Liberian Vice President Joseph Boakai visited to Minneapolis on June 17, bringing attention to the plight of 270,000 Liberian Americans living in the United States and the potential for a mass deportation that could occur after September 30 if President Obama doesn’t extend the Deferred Enforced Departure status of Liberians.
Liberians have been coming to the United States since a violent military coup overthrew President William Tolbert in 1980, followed by two civil wars. President Charles Taylor was ousted in 2004 and now faces war crimes charges at the Hague. Democratically elected President Ellen Johnson Sirleaf visited Minnesota in 2009 where she also brought attention to the plight of Liberian nationals living here.
Boakai emphasized that even though Liberia is no longer at war, the economy is fragile and the infrastructure has been destroyed after two civil wars. “Monrovia, before the war, had a population of 350,000. Today, Monrovia is 1.2 million. That was when we had electricity and water, now without electricity and water; you know what that means.

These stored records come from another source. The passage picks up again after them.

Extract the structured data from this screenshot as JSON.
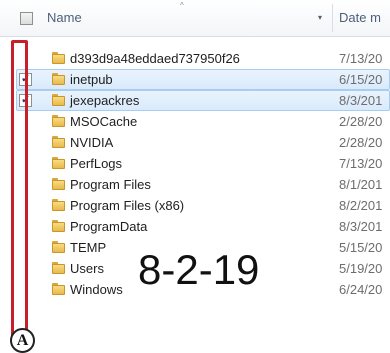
{
  "header": {
    "name_label": "Name",
    "date_label": "Date m",
    "sort_indicator": "^",
    "dropdown_indicator": "▾"
  },
  "rows": [
    {
      "name": "d393d9a48eddaed737950f26",
      "date": "7/13/20",
      "selected": false,
      "checked": false
    },
    {
      "name": "inetpub",
      "date": "6/15/20",
      "selected": true,
      "checked": true
    },
    {
      "name": "jexepackres",
      "date": "8/3/201",
      "selected": true,
      "checked": true
    },
    {
      "name": "MSOCache",
      "date": "2/28/20",
      "selected": false,
      "checked": false
    },
    {
      "name": "NVIDIA",
      "date": "2/28/20",
      "selected": false,
      "checked": false
    },
    {
      "name": "PerfLogs",
      "date": "7/13/20",
      "selected": false,
      "checked": false
    },
    {
      "name": "Program Files",
      "date": "8/1/201",
      "selected": false,
      "checked": false
    },
    {
      "name": "Program Files (x86)",
      "date": "8/2/201",
      "selected": false,
      "checked": false
    },
    {
      "name": "ProgramData",
      "date": "8/3/201",
      "selected": false,
      "checked": false
    },
    {
      "name": "TEMP",
      "date": "5/15/20",
      "selected": false,
      "checked": false
    },
    {
      "name": "Users",
      "date": "5/19/20",
      "selected": false,
      "checked": false
    },
    {
      "name": "Windows",
      "date": "6/24/20",
      "selected": false,
      "checked": false
    }
  ],
  "annotation": {
    "marker_label": "A",
    "handwritten_date": "8-2-19",
    "highlight_color": "#c8202a"
  },
  "icons": {
    "checkmark": "✓",
    "folder": "folder-icon"
  }
}
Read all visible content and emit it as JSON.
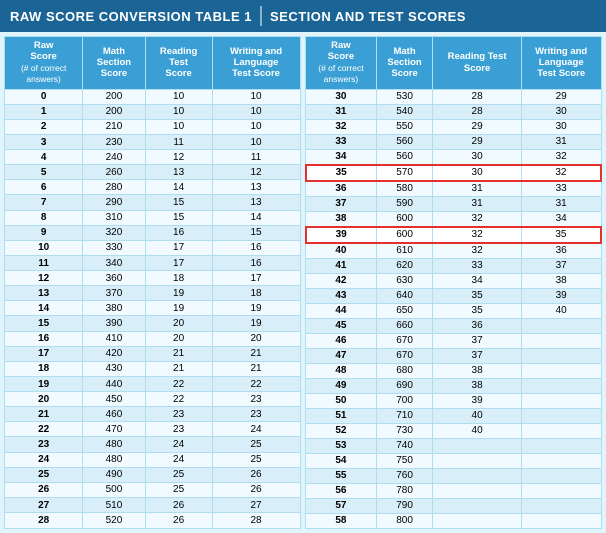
{
  "header": {
    "left": "RAW SCORE CONVERSION TABLE 1",
    "right": "SECTION AND TEST SCORES"
  },
  "table1": {
    "columns": [
      "Raw Score\n(# of correct answers)",
      "Math Section Score",
      "Reading Test Score",
      "Writing and Language Test Score"
    ],
    "rows": [
      [
        0,
        200,
        10,
        10
      ],
      [
        1,
        200,
        10,
        10
      ],
      [
        2,
        210,
        10,
        10
      ],
      [
        3,
        230,
        11,
        10
      ],
      [
        4,
        240,
        12,
        11
      ],
      [
        5,
        260,
        13,
        12
      ],
      [
        6,
        280,
        14,
        13
      ],
      [
        7,
        290,
        15,
        13
      ],
      [
        8,
        310,
        15,
        14
      ],
      [
        9,
        320,
        16,
        15
      ],
      [
        10,
        330,
        17,
        16
      ],
      [
        11,
        340,
        17,
        16
      ],
      [
        12,
        360,
        18,
        17
      ],
      [
        13,
        370,
        19,
        18
      ],
      [
        14,
        380,
        19,
        19
      ],
      [
        15,
        390,
        20,
        19
      ],
      [
        16,
        410,
        20,
        20
      ],
      [
        17,
        420,
        21,
        21
      ],
      [
        18,
        430,
        21,
        21
      ],
      [
        19,
        440,
        22,
        22
      ],
      [
        20,
        450,
        22,
        23
      ],
      [
        21,
        460,
        23,
        23
      ],
      [
        22,
        470,
        23,
        24
      ],
      [
        23,
        480,
        24,
        25
      ],
      [
        24,
        480,
        24,
        25
      ],
      [
        25,
        490,
        25,
        26
      ],
      [
        26,
        500,
        25,
        26
      ],
      [
        27,
        510,
        26,
        27
      ],
      [
        28,
        520,
        26,
        28
      ]
    ]
  },
  "table2": {
    "columns": [
      "Raw Score\n(# of correct answers)",
      "Math Section Score",
      "Reading Test Score",
      "Writing and Language Test Score"
    ],
    "rows": [
      [
        30,
        530,
        28,
        29
      ],
      [
        31,
        540,
        28,
        30
      ],
      [
        32,
        550,
        29,
        30
      ],
      [
        33,
        560,
        29,
        31
      ],
      [
        34,
        560,
        30,
        32
      ],
      [
        35,
        570,
        30,
        32
      ],
      [
        36,
        580,
        31,
        33
      ],
      [
        37,
        590,
        31,
        31
      ],
      [
        38,
        600,
        32,
        34
      ],
      [
        39,
        600,
        32,
        35
      ],
      [
        40,
        610,
        32,
        36
      ],
      [
        41,
        620,
        33,
        37
      ],
      [
        42,
        630,
        34,
        38
      ],
      [
        43,
        640,
        35,
        39
      ],
      [
        44,
        650,
        35,
        40
      ],
      [
        45,
        660,
        36,
        ""
      ],
      [
        46,
        670,
        37,
        ""
      ],
      [
        47,
        670,
        37,
        ""
      ],
      [
        48,
        680,
        38,
        ""
      ],
      [
        49,
        690,
        38,
        ""
      ],
      [
        50,
        700,
        39,
        ""
      ],
      [
        51,
        710,
        40,
        ""
      ],
      [
        52,
        730,
        40,
        ""
      ],
      [
        53,
        740,
        "",
        ""
      ],
      [
        54,
        750,
        "",
        ""
      ],
      [
        55,
        760,
        "",
        ""
      ],
      [
        56,
        780,
        "",
        ""
      ],
      [
        57,
        790,
        "",
        ""
      ],
      [
        58,
        800,
        "",
        ""
      ]
    ],
    "highlight_rows": [
      35,
      39
    ]
  }
}
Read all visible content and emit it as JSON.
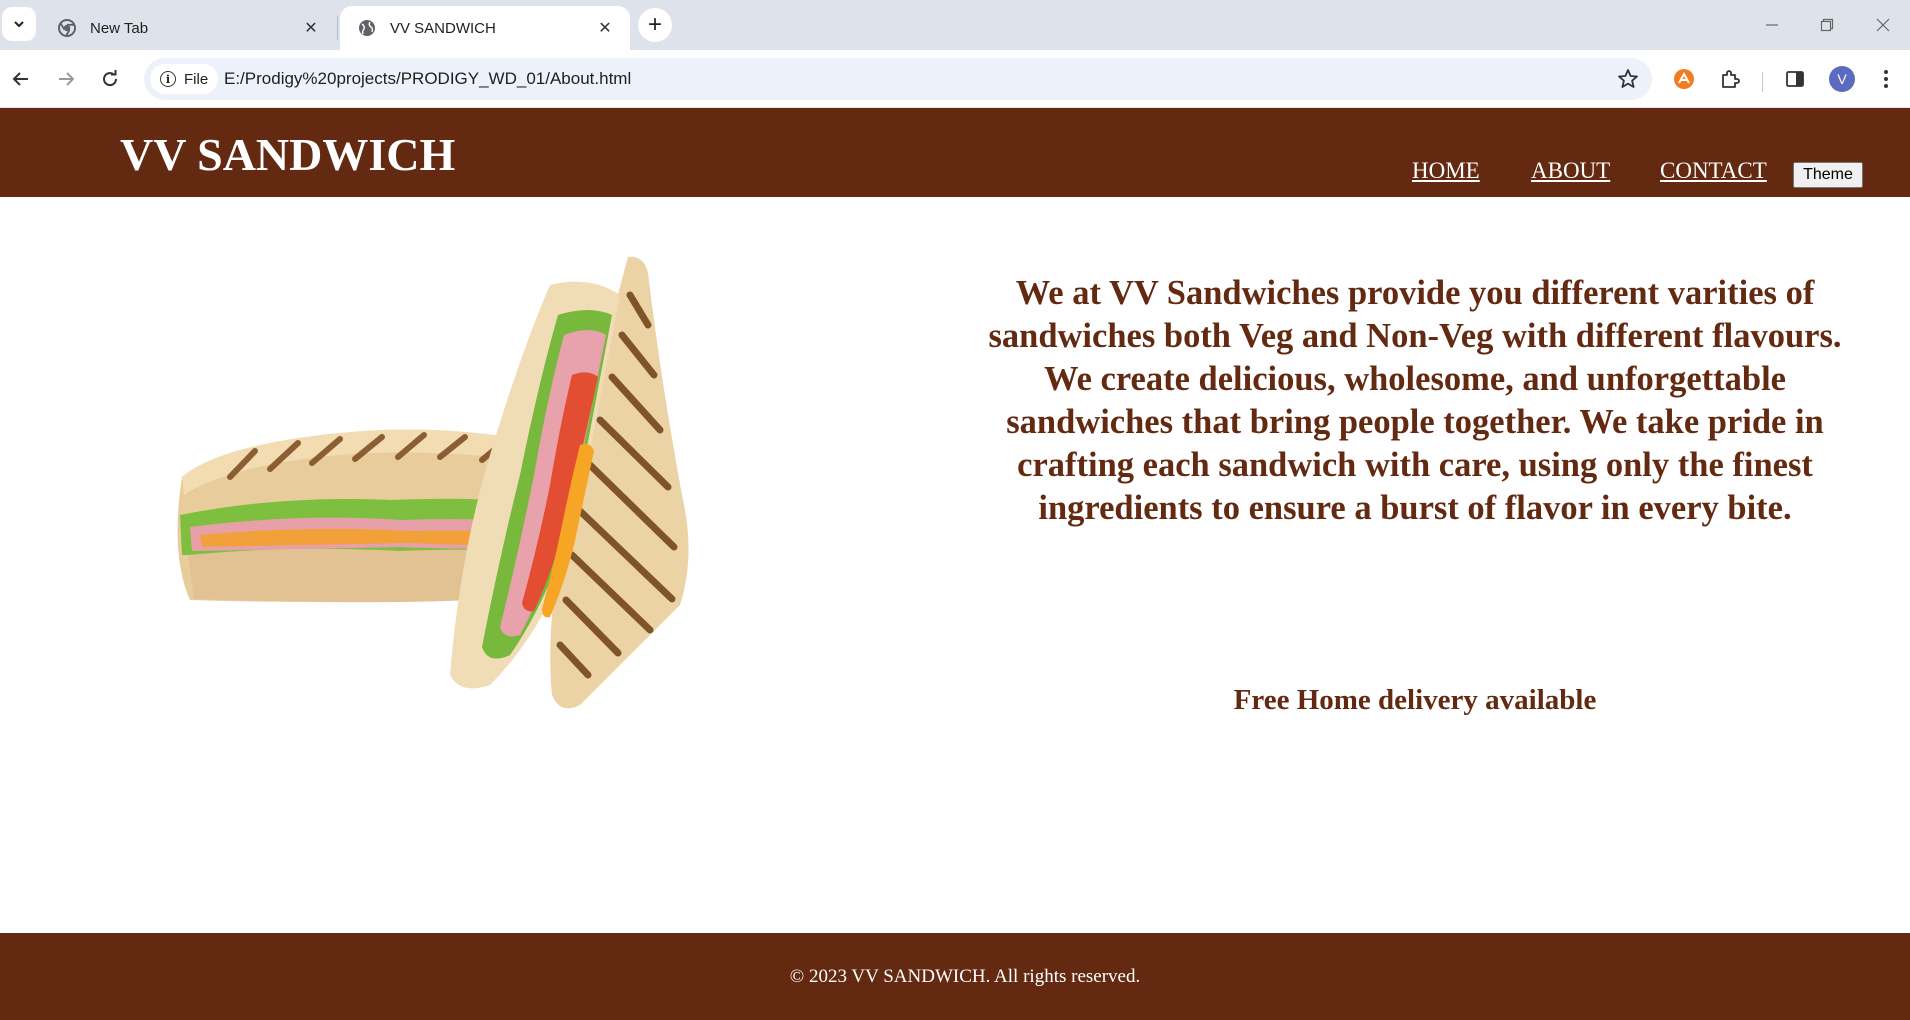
{
  "browser": {
    "tabs": [
      {
        "title": "New Tab",
        "icon": "chrome-icon",
        "active": false
      },
      {
        "title": "VV SANDWICH",
        "icon": "globe-icon",
        "active": true
      }
    ],
    "address": {
      "scheme_chip": "File",
      "url": "E:/Prodigy%20projects/PRODIGY_WD_01/About.html"
    },
    "profile_initial": "V"
  },
  "header": {
    "logo": "VV SANDWICH",
    "nav": [
      "HOME",
      "ABOUT",
      "CONTACT"
    ],
    "theme_button": "Theme"
  },
  "main": {
    "image_alt": "sandwich-image",
    "about_text": "We at VV Sandwiches provide you different varities of sandwiches both Veg and Non-Veg with different flavours. We create delicious, wholesome, and unforgettable sandwiches that bring people together. We take pride in crafting each sandwich with care, using only the finest ingredients to ensure a burst of flavor in every bite.",
    "delivery": "Free Home delivery available"
  },
  "footer": {
    "copyright": "© 2023 VV SANDWICH. All rights reserved."
  },
  "colors": {
    "brand": "#632a11",
    "chrome_bg": "#dee3eb",
    "omnibox_bg": "#edf2fa"
  }
}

The challenge is enormous.” [For background, see Liberia Is Not Ready 2010: A Report of Country Conditions in Liberia and Reasons Why the United States Should Extend Deferred Enforced Departure (February 2010), an Advocates for Human Rights report, and Liberians want to stay in Minnesota.]
The civil war that plagued Liberia off and on until the 2004 ouster of Charles Taylor has paved the way for a fragile peace, but Boakai points out that the influx of refugees from neighboring Ivory Coast and the potential of a mass deportation from the United States could push the country backwards from the progress it has made.
Boakai added that Liberians are welcome, but highlighted that Liberian Americans should be allowed to return to Liberia when they want to, not by force.
Representatives from Senator Al Franken and Representative Keith Ellison’s office were present to show support. Senator John Reed (D-Rhode Island) has introduced the Liberian Refugee Immigration Fairness Act, which would allow certain Liberians to live in the United States permanently. Minnesota has a large population Liberian immigrants.